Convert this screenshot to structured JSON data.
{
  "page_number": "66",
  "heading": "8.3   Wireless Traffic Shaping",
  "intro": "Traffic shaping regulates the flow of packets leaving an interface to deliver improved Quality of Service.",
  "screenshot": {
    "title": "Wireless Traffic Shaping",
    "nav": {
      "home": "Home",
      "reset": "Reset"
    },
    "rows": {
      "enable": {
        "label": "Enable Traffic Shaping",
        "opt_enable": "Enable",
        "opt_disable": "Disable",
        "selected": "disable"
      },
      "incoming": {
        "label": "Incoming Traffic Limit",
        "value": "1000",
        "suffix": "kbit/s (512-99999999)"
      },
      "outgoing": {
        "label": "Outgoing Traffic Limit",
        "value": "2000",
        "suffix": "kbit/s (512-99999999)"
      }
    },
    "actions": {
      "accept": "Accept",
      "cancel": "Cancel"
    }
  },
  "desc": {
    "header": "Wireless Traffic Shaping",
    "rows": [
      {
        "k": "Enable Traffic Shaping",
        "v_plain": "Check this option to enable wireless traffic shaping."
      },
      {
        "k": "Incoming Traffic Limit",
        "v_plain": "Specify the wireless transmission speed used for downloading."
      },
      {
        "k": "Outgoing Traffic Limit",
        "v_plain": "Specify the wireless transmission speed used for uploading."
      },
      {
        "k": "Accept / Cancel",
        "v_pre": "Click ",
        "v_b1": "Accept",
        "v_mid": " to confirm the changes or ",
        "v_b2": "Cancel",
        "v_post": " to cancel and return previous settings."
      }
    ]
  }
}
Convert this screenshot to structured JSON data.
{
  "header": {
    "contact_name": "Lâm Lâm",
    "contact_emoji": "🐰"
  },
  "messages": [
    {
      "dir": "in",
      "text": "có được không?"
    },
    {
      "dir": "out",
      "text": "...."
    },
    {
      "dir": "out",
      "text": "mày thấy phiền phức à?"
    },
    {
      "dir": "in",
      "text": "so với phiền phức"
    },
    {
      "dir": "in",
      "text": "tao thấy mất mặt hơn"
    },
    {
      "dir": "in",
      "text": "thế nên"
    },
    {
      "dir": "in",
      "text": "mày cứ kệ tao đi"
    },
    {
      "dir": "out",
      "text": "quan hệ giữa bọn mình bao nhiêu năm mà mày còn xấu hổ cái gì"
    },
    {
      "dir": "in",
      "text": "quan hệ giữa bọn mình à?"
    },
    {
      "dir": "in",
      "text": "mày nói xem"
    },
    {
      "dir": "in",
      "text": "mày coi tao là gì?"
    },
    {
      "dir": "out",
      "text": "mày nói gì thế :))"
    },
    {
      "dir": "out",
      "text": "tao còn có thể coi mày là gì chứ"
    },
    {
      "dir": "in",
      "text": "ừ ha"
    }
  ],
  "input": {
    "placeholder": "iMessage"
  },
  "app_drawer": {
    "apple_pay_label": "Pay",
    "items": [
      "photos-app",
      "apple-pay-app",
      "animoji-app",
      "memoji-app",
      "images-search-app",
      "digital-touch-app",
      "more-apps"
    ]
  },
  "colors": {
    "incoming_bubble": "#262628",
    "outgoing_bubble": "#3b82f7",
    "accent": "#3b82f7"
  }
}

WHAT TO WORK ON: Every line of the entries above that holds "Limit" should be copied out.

EXPECTED ANSWER:
        "label": "Incoming Traffic Limit",
        "label": "Outgoing Traffic Limit",
        "k": "Incoming Traffic Limit",
        "k": "Outgoing Traffic Limit",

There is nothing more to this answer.